As we previously reported, a wayward command that was sent to Voyager 2, currently almost 19 light-hours distant from Earth, reoriented the spacecraft by a mere two degrees. It doesn’t sound like much, but the very narrow beamwidth on Voyager‘s high-gain antenna and the vast distance put it out of touch with the Canberra Deep Space Network station, currently the only ground station with line-of-sight to the spacecraft. While this was certainly a problem, NASA controllers seemed to take it in stride thanks to a contingency program which would automatically force the spacecraft to realign itself to point at Earth using its Canopus star tracker. The only catch was, that system wasn’t set to engage until October.
With this latest development, it appears that mission controllers weren’t willing to wait that long. Instead, based on what was universally referred to in the non-tech media as a “heartbeat” from Voyager on August 1– it appears that what they were really talking about was the use of multiple antennas at the Canberra site to pick up a weak carrier signal from the probe — they decided to send an “interstellar shout” and attempt to reorient the antenna. The 70-m DSS-43 dish blasted out the message early in the morning of August 2, and 37 hours later, science and engineering data started streaming into the antenna again, indicating that Voyager 2 was pointing back at Earth and operating fine.
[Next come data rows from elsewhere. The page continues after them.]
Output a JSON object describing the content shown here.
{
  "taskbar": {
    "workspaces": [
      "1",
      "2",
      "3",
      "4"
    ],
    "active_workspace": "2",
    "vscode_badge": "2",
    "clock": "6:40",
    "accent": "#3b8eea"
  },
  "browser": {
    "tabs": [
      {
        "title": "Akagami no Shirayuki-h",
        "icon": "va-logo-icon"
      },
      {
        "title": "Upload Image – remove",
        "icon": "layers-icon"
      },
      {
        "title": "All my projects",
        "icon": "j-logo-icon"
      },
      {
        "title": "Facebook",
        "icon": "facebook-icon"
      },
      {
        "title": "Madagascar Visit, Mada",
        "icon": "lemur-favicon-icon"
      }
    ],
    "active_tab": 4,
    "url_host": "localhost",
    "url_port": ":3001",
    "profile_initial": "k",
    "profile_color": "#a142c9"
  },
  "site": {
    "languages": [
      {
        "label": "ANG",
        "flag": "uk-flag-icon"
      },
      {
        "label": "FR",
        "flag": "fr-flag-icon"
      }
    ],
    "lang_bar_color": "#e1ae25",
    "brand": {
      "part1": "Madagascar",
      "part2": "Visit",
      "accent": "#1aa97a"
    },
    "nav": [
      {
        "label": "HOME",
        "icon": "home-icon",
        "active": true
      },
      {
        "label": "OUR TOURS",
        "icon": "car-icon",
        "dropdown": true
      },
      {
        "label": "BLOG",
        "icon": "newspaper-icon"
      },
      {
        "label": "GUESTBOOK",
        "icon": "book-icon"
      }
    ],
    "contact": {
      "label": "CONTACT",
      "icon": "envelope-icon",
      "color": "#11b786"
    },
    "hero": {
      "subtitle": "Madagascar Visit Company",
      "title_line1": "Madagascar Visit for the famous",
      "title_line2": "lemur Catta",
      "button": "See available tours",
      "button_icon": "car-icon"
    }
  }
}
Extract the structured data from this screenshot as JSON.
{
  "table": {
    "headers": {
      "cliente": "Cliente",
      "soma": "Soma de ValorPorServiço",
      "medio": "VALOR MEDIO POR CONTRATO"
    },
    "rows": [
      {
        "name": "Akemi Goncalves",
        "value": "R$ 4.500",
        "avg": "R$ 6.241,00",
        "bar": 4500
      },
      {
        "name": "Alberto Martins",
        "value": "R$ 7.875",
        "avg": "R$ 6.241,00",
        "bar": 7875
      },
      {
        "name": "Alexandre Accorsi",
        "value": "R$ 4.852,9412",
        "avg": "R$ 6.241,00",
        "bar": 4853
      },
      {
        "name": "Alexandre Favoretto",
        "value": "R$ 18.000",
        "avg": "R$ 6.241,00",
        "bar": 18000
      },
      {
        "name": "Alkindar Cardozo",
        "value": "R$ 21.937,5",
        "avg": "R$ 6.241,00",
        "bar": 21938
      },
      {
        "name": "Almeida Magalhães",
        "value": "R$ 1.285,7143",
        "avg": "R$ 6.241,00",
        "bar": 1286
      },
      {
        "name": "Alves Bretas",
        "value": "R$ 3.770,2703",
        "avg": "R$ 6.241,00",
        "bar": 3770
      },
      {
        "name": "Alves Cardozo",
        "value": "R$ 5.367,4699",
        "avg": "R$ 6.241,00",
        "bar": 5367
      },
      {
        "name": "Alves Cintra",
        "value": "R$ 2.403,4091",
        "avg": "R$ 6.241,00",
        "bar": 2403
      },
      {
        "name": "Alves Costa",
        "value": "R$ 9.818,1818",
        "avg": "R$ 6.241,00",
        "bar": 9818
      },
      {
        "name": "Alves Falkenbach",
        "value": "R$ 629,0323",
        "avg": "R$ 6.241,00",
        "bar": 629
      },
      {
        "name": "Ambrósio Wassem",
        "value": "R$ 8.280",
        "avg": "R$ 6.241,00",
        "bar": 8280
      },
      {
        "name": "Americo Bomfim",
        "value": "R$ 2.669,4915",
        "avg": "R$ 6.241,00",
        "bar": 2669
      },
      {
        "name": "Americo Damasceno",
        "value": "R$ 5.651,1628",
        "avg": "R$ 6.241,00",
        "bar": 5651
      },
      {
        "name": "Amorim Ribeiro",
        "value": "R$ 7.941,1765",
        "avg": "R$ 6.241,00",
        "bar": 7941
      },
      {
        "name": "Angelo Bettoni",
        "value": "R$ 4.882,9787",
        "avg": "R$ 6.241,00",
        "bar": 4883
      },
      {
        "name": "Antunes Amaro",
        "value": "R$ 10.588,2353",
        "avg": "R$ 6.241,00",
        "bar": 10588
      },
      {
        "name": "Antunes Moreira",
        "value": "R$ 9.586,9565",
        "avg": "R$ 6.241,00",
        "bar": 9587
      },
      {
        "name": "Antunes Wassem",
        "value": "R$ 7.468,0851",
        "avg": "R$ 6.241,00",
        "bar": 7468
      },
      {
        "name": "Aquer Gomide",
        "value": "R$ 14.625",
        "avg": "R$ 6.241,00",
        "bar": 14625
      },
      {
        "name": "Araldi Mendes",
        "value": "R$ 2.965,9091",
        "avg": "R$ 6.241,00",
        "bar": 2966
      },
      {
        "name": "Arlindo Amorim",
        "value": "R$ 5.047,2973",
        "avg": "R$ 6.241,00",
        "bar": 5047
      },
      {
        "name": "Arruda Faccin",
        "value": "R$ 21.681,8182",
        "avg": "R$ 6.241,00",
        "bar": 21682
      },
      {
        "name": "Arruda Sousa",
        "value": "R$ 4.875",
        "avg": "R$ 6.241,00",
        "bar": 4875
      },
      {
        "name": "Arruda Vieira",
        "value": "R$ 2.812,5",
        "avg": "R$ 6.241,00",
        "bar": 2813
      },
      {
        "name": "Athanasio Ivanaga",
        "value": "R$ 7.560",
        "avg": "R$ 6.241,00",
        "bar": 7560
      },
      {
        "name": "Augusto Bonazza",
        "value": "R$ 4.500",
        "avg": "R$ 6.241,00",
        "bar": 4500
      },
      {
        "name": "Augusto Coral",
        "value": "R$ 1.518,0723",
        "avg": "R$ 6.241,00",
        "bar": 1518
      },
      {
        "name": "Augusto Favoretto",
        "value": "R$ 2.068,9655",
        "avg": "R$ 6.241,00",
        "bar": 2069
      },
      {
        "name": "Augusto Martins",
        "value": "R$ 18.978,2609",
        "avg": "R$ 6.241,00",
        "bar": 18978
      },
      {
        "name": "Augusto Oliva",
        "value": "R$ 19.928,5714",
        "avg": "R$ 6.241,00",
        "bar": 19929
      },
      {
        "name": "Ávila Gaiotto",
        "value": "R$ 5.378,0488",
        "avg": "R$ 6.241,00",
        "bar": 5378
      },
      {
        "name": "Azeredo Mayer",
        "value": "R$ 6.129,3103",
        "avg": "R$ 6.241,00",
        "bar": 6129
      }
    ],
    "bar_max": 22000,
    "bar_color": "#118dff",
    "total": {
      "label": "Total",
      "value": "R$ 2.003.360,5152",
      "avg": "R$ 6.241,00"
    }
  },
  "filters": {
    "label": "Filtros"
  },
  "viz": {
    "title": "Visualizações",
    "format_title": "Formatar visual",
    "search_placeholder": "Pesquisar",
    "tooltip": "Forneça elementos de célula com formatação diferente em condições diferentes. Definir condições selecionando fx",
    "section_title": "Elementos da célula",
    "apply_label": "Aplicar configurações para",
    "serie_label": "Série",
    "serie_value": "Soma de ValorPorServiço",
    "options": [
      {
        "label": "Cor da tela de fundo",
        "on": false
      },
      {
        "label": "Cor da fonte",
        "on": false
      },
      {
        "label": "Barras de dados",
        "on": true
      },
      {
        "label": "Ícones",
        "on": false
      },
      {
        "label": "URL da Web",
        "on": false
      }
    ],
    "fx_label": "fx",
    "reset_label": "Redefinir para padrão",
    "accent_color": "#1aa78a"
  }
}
Hats off to everyone involved in making this fix and getting humanity’s most remote outpost back online. If you want to follow the heroics in nearly real-time, or just like watching what goes on at the intersection of Big Engineering and Big Science, make sure you check out the Canberra DSN Twitter feed.